The Audit Commission is beefing up its local authority inspection team, with the creation of a new associate director post. And it is continuing to press its case for a bigger role in the inspection process, promising education authorities guidance on how they can improve.
Advertisements went out last week for an associate director (with a salary of about pound;50,000) to head a new specialist team at the commission, which will work alongside the Office for Standards in Education.
The postholder will have to be diplomatic, sensitive and win the support of politicians and senior managers, as well as ensure "the quality, integrity and validity of inspection research", the advert says.
Greg Wilkinson, the commission's associate director in charge of education studies, said the inspection process will fail unless it helps authorities improve.
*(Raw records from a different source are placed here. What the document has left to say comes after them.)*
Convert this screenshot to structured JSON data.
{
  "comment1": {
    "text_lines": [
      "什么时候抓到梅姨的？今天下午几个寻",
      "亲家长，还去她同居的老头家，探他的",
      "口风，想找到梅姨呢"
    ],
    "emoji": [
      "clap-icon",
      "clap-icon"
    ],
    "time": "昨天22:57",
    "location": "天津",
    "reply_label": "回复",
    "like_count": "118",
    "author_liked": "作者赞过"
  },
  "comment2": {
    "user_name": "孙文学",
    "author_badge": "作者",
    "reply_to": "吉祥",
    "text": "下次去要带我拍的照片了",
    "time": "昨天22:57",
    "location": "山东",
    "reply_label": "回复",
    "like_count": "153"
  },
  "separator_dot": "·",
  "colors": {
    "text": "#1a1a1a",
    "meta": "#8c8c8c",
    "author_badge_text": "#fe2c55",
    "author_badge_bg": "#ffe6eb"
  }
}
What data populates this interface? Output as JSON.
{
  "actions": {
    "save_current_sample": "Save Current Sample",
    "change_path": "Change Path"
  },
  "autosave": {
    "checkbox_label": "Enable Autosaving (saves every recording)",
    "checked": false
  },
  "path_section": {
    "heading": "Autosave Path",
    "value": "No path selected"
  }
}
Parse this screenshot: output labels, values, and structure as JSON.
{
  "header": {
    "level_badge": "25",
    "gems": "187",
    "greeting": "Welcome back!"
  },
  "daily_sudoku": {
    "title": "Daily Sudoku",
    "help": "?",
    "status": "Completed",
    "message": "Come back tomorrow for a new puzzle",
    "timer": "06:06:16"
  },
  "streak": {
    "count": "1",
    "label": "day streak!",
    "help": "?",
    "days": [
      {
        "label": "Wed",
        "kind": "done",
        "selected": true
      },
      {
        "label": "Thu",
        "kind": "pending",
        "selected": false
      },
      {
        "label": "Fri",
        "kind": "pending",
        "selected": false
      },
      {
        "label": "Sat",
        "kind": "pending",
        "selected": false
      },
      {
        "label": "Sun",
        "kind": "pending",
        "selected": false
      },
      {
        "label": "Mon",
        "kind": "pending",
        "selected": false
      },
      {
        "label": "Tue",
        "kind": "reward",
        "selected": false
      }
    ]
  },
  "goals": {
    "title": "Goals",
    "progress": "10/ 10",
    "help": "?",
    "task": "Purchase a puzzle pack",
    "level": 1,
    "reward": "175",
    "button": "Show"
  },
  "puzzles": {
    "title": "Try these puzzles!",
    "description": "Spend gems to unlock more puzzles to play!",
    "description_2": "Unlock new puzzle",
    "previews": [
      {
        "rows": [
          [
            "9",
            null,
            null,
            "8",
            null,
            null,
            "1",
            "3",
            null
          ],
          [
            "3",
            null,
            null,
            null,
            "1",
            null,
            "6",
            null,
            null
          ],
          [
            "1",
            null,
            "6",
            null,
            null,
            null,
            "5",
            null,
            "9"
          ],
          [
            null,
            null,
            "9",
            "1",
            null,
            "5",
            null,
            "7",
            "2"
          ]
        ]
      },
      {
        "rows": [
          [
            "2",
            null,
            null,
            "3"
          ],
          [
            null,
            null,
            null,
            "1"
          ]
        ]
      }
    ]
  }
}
The commission's approach - offering guidance, based around authority self-assessment and published performance indicators - differs from OFSTED's more hands-on, judgment-based style of inspection.
"It's not just a question of reaching a judgment on an authority, it is a question of setting up that authority to improve after the inspection is completed," said Mr Wilkinson.
Speaking at a commission conference on the role of authorities, he said the methodology of authority inspections is still evolving, and will change again next year with the introduction of education development plans.
"We are still in the process of working out how our staff and OFSTED staff can work together most effectively," said Mr Wilkinson."We want to combine the best of the Audit Commission's analytical, quantitative, financial and systems-based work with OFSTED's acknowledged expertise in matters of professional judgment on educational issues."
A typical inspection might see both organisations assessing an authority's overall education strategy, but with OFSTED concentrating on curriculum advice and pedagogic matters while the commission tackles finances and budgets.
The pressure to increase authority inspections from 12 to 30 a year could lead to a targeted focus on particular areas of their activity. But the aim would be to ensure all reports were comparable with each other as well as against national data and the performance of similar authorities.
Other speakers included Professor Michael Barber, head of the Department for Education and Employment's standards and effectiveness unit, and David Bell, director of education at Newcastle City Council. Representatives of the Funding Agency for Schools and the Qualifications and Curriculum Authority were among the delegates - but not OFSTED.